Harriet Wallis, Pattern of Procrastination, 2018
Paper, metal-rings, ink
This work is a physical representation of my uptake of
information and experience with social media outlets. The
work was made to explore society's (therefore by default my
own) daily technological habits around social media. Aspects of
which we may or may not be aware of, the work delves into the
reasoning or compulsion behind our constant checking.
The specific experience behind the work is the act of
continuously scrolling through our social media feeds.
Checking either Facebook, Instagram and Snapchat, and then
once done with one of these outlets switching immediately to
another feed even though it will have only been a few minutes
since you last looked at it. This publication also attempts to
give an idea as to the process of uptake of this information, so
much is being taken in that at the end of the day, in my mind
anyway, it is just a mush or blur of data in our minds.
From my own research I discovered an explanation behind
our impulse to constantly use these apps, we are compelled to
check social media by intermittent reward.
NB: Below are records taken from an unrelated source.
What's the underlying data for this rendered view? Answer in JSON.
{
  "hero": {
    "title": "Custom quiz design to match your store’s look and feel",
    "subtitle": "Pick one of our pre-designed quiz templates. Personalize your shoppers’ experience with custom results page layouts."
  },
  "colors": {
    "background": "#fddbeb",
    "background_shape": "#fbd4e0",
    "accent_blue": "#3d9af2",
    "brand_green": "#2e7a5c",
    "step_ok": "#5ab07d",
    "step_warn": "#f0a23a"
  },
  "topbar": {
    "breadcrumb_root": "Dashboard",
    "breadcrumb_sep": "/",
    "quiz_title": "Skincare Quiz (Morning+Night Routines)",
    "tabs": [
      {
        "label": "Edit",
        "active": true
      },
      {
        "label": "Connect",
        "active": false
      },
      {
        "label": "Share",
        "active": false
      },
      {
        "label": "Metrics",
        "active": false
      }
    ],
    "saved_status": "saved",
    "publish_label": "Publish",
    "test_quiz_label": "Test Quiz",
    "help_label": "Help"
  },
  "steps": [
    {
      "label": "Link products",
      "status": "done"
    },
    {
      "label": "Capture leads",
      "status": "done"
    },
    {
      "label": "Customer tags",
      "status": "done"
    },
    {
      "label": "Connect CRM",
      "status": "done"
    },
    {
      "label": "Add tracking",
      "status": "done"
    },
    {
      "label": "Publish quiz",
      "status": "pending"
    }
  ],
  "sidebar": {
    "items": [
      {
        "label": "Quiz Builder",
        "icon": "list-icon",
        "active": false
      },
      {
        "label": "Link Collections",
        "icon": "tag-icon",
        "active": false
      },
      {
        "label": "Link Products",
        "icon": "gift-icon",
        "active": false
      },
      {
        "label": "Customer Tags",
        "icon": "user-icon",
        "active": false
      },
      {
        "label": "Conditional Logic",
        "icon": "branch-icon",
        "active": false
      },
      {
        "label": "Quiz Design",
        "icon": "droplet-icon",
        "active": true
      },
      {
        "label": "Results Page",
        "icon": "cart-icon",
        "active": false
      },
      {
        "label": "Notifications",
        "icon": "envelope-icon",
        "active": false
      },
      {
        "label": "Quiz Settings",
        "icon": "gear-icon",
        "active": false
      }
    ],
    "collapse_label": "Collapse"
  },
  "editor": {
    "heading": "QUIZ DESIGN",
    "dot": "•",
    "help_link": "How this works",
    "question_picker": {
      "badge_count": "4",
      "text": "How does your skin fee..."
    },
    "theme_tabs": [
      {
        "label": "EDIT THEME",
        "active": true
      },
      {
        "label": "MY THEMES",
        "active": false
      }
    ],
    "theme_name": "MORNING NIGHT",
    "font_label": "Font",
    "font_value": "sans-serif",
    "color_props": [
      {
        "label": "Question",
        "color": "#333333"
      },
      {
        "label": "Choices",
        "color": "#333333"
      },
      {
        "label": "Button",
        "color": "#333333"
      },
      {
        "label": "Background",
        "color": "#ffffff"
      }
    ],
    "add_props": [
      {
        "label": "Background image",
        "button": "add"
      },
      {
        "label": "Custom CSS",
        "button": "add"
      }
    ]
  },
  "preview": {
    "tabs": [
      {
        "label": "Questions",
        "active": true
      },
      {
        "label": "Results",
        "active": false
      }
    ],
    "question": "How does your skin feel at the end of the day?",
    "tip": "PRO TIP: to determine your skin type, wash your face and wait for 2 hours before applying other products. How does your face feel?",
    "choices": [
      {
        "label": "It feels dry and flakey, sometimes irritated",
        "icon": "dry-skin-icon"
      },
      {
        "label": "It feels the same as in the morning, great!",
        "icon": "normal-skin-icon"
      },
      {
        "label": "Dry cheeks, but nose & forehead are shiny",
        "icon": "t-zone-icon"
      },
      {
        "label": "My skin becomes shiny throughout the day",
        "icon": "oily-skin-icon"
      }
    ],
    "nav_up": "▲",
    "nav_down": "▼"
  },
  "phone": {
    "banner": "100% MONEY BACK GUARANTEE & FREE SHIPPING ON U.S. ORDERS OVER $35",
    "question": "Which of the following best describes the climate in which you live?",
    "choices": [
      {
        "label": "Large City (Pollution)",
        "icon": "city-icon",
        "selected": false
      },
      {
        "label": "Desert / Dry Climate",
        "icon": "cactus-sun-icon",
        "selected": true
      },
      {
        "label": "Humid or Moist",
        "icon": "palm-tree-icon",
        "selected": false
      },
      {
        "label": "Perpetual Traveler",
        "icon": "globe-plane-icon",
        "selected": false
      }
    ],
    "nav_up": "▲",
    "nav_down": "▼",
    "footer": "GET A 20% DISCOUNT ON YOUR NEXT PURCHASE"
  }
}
Every so often posts
that we see will genuinely interest us, little gold nuggets in the
stream of trash. The publication displays this through use of
In terms of my wider practice, the areas of system and
communication design and craft are those in which I would
like to explore and contribute too. This project relates to those
areas in ways of a curative approach, collecting information
and then developing a system to display how it is absorbed.
The craft side of the project is shown in the different printing
processes, and the materials used. My design practice in general
has influenced my approach to the project in a sense that it was
very prototype and method based; using small physical and
digital prototypes to build and finish a printed product.
In relation to other artists and designers that have influenced
this project the major ones have been Robbie Barret and a
book called Double Deuce. Barret is a self-taught artificial
intelligence artist of sorts and his production of images
that are vaguely reminiscent of the originals but not quite
distinguishable were highly instrumental in my own
development of content. My own images however were not
built using self-coded AI but with digital programs such as
Photoshop and Illustrator. The Book Double Deuce, was
insightful in to how a publication can be made with little
explanation, relying more on the viewers own interpretation
of the content (it has no title page, contents etc.). My
own publication relies on much the same concept, it is an
accumulation of images and an idea of a publication rather
than an informative one.
The tools used to make this work are both digital: screenshots,
Photoshop, Illustrator, my own phone and computer and
physical: different stocks and colours of paper, foil, a
laminator, metal rings, a circle cutter, a hole punch, a Stanley
knife. Each attached to different steps in the process of making
it. The digital side being involved with the collection of images
and manipulation and curation of them, and to an extent the
production in terms of printing. Both ink jet printing and
laser printing was used as well as a laminator for the foil. The
physical tools being used in the steps of production in positions
of cutting and building the final piece.